NASA completes record sustained burn of revolutionary rocket engine
NASA has pushed forward a revolutionary new rocket technology at its Marshall Space Flight Center in Huntsville, Alabama. Engineers at the facility fired the 3D-printed Rotating Detonation Rocket Engine (RDRE) for a record 251 seconds with 5,800 lb (2,631 kg) of thrust.
For over six decades, NASA has relied on chemical rockets to launch its vehicles into space. It works, but chemical rockets suffer from the fact that they've been operating in the neighborhood of their theoretical limit since 1942. This isn't helped by the fact that most liquid rockets are essentially unchanged in their basic design since the days of the German V2s.
To squeeze a bit more performance out of rocket engines, NASA is looking at a fundamentally different design with the RDRE.
Instead of a combustion chamber where fuel and oxygen are fed in to burn at subsonic speed, in an RDRE these are introduced into a gap between two coaxial cylinders. When this mixture is ignited, they form a closely coupled reaction and shock wave. That wave travels inside the gap at supersonic speed, generating more heat and pressure.

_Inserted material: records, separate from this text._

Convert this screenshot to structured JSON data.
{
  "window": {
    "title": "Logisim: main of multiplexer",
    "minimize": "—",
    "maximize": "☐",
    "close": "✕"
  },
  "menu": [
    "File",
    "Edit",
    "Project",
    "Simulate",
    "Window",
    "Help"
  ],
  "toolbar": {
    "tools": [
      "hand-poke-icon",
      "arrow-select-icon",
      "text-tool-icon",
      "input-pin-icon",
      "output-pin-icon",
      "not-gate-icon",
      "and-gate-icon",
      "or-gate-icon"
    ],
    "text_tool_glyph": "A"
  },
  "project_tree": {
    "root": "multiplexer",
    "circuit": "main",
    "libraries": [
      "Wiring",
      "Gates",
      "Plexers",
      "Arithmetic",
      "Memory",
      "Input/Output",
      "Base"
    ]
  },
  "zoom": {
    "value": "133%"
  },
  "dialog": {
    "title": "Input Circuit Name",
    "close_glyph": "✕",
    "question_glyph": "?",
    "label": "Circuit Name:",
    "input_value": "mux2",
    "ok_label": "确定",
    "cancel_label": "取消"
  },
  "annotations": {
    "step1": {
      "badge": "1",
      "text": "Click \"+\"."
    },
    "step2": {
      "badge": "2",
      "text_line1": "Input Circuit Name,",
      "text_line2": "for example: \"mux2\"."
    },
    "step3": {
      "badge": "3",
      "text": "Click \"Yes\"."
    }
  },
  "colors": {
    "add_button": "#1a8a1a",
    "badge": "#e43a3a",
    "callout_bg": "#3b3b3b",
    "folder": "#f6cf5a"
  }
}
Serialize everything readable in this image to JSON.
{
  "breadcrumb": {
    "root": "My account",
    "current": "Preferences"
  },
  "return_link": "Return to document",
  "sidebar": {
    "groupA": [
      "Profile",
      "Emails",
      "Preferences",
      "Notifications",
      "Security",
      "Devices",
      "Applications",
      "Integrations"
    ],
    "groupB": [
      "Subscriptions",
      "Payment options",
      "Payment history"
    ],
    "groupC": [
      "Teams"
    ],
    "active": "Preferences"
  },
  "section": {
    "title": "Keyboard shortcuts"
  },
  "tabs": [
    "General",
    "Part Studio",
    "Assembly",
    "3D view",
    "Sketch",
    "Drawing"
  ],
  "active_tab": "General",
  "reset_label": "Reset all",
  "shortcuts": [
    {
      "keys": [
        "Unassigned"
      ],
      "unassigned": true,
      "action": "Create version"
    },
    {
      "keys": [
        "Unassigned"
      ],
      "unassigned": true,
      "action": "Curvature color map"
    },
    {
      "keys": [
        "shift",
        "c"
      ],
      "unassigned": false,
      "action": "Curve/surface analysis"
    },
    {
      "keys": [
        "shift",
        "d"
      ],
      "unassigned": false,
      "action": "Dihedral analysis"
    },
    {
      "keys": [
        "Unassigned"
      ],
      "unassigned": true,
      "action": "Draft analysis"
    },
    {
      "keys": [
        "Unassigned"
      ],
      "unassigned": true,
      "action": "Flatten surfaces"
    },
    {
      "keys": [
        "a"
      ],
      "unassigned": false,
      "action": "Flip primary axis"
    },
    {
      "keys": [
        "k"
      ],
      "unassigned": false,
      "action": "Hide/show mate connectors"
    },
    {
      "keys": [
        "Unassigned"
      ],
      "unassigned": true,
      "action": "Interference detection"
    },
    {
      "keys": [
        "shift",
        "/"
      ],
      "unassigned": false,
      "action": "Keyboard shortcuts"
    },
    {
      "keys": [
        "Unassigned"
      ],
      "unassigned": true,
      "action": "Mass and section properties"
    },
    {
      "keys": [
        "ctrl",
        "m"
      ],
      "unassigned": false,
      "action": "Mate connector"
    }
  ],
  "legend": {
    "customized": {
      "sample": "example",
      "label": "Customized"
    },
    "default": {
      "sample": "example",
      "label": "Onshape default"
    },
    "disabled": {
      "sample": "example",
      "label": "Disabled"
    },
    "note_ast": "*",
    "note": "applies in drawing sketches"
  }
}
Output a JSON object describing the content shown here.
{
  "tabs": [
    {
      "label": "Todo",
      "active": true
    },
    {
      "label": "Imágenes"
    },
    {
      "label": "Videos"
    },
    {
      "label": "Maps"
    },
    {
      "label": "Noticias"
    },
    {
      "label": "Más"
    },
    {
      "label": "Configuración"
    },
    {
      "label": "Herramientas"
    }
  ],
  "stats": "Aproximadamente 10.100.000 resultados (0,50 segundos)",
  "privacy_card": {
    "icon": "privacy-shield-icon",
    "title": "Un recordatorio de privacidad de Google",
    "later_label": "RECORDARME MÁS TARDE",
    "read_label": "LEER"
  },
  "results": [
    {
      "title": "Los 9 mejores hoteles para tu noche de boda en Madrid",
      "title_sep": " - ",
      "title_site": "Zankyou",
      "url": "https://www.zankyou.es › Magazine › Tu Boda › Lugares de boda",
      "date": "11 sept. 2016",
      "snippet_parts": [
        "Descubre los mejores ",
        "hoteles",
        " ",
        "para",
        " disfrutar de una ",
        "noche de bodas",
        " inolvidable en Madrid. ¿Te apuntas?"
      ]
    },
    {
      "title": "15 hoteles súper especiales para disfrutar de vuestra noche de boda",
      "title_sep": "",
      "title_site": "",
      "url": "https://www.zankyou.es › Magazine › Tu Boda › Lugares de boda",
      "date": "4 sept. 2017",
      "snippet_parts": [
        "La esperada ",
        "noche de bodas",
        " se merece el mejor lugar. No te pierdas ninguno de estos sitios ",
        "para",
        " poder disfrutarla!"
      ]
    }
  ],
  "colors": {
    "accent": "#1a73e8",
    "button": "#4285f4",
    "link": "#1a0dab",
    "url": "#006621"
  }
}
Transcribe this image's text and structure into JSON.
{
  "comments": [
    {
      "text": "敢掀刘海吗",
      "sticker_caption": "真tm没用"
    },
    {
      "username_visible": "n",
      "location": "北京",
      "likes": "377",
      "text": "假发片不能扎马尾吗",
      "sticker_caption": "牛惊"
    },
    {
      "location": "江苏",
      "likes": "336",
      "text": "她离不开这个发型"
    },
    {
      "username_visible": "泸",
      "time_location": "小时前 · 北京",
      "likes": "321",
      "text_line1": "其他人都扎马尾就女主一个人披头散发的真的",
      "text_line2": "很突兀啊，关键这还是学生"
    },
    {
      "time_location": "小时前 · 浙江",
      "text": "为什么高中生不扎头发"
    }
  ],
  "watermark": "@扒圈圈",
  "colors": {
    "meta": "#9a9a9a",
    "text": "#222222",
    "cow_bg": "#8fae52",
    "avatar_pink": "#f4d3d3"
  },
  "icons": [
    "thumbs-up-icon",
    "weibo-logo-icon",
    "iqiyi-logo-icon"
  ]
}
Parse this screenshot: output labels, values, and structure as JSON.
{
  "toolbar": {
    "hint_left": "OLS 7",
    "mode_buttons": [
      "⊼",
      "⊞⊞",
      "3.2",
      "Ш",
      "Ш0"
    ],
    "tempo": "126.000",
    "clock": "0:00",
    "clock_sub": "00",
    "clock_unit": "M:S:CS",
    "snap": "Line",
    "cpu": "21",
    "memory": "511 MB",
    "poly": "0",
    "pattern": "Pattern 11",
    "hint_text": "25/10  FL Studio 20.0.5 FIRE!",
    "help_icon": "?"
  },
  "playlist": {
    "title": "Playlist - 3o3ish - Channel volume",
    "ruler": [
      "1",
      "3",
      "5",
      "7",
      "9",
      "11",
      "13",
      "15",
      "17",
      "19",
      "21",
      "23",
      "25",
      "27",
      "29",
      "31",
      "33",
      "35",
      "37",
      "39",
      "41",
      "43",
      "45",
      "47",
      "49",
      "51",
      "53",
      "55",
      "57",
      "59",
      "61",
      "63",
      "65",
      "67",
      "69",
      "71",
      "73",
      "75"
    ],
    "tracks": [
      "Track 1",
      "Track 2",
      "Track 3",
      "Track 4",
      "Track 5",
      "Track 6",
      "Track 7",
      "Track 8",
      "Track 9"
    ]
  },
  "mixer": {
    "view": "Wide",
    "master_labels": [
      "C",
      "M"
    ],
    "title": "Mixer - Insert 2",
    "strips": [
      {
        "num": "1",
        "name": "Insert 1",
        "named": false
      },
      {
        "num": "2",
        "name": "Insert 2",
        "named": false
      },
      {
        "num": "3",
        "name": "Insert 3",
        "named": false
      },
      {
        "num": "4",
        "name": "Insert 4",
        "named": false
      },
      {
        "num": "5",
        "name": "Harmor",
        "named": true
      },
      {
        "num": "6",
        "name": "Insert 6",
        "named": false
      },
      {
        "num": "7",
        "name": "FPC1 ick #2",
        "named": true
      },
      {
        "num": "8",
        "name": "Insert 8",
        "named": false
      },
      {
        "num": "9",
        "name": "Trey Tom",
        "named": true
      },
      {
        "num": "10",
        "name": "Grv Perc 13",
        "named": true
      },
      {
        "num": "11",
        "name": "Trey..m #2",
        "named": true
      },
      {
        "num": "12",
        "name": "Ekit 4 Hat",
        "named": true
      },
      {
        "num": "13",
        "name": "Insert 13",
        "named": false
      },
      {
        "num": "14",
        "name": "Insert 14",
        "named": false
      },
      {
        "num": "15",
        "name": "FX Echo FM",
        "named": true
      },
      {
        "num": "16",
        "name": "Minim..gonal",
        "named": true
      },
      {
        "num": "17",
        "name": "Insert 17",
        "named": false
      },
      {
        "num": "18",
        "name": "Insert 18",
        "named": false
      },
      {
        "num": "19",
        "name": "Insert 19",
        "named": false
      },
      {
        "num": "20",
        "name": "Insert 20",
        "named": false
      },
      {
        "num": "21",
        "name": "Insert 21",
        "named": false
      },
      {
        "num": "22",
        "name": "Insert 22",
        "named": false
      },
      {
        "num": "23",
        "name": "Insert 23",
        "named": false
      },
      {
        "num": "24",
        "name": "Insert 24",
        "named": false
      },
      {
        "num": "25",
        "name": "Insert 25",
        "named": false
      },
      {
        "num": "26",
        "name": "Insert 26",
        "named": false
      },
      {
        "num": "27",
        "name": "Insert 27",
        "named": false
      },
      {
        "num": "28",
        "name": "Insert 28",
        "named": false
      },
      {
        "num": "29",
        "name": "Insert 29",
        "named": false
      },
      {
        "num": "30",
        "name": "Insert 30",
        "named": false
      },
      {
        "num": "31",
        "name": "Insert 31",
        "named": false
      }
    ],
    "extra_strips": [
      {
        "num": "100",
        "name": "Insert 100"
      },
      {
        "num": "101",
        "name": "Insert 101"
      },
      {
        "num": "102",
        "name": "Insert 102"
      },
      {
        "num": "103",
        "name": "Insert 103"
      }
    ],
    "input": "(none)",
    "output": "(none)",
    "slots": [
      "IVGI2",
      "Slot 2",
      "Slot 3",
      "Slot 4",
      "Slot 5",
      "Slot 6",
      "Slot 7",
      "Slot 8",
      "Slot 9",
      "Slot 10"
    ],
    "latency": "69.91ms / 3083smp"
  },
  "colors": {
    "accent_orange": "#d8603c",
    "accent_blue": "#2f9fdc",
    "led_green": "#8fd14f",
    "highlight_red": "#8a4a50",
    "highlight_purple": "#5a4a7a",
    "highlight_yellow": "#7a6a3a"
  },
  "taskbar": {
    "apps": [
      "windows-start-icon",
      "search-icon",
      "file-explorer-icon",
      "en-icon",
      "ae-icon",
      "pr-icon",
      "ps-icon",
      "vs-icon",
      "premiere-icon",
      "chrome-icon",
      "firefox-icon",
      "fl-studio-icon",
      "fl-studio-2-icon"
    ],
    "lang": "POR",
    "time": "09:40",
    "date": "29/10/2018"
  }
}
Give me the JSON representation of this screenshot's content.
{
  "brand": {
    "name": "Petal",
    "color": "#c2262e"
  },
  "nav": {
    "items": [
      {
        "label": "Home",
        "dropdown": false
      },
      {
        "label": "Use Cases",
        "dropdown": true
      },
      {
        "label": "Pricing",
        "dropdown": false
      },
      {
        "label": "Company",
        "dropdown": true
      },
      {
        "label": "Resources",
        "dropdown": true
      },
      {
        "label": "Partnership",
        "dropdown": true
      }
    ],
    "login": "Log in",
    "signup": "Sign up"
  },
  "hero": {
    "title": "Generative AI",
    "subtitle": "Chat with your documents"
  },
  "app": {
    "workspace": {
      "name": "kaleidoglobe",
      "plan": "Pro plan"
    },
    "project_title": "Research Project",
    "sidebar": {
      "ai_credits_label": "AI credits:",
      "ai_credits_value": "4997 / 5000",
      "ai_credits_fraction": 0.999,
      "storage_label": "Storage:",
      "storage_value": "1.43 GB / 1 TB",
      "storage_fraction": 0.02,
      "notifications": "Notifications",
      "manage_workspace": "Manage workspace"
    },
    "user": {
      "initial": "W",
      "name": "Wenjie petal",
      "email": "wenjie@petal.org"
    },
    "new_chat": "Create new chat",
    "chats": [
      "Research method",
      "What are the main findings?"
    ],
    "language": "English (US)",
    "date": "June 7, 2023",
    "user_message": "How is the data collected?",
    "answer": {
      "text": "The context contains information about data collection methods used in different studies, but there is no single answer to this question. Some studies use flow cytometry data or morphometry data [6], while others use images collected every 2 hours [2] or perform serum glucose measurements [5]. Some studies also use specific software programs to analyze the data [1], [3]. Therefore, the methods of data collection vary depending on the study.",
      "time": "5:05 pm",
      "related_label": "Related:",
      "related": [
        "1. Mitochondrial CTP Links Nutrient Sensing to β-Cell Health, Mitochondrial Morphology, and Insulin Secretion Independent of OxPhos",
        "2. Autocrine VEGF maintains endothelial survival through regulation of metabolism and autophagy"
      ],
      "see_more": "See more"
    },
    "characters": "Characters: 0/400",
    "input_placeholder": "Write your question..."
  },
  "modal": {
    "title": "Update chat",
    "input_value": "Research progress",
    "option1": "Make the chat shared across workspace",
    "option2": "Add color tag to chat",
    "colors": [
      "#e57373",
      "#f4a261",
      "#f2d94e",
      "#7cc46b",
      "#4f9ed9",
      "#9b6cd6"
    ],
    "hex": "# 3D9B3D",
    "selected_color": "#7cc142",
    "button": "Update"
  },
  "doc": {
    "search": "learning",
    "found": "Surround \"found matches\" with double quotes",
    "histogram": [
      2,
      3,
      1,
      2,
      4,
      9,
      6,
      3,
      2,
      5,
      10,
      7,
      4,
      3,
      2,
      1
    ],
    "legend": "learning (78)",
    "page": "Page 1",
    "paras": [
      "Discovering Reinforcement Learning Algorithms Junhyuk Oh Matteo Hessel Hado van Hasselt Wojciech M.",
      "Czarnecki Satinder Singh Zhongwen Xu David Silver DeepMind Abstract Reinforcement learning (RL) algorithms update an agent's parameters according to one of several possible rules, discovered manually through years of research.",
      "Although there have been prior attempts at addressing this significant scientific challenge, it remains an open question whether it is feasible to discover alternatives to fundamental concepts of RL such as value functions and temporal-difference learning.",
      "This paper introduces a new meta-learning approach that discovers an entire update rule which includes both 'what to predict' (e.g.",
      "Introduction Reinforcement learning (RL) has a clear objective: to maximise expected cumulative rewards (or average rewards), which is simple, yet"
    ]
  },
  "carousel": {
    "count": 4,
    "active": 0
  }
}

If this burn can be sustained, it can produce a rocket thrust that is much more efficient. In fact, NASA says that the latest test firing was powerful enough and long enough that it could meet the requirements for a lander touchdown or deep space burn required for a mission to the Moon or Mars.
However, NASA stresses that the technology is far from mature and that test firings like this one are needed to scale up the combustor for different thrust classes. If this is successful, RDREs could find work in landers, upper stage boosters, and retropropulsion to land large payloads on the surface of Mars.
"The RDRE enables a huge leap in design efficiency," said Marshall combustion devices engineer Thomas Teasley. "It demonstrates we are closer to making lightweight propulsion systems that will allow us to send more mass and payload further into deep space, a critical component to NASA’s Moon to Mars vision."
The video below recaps the test firing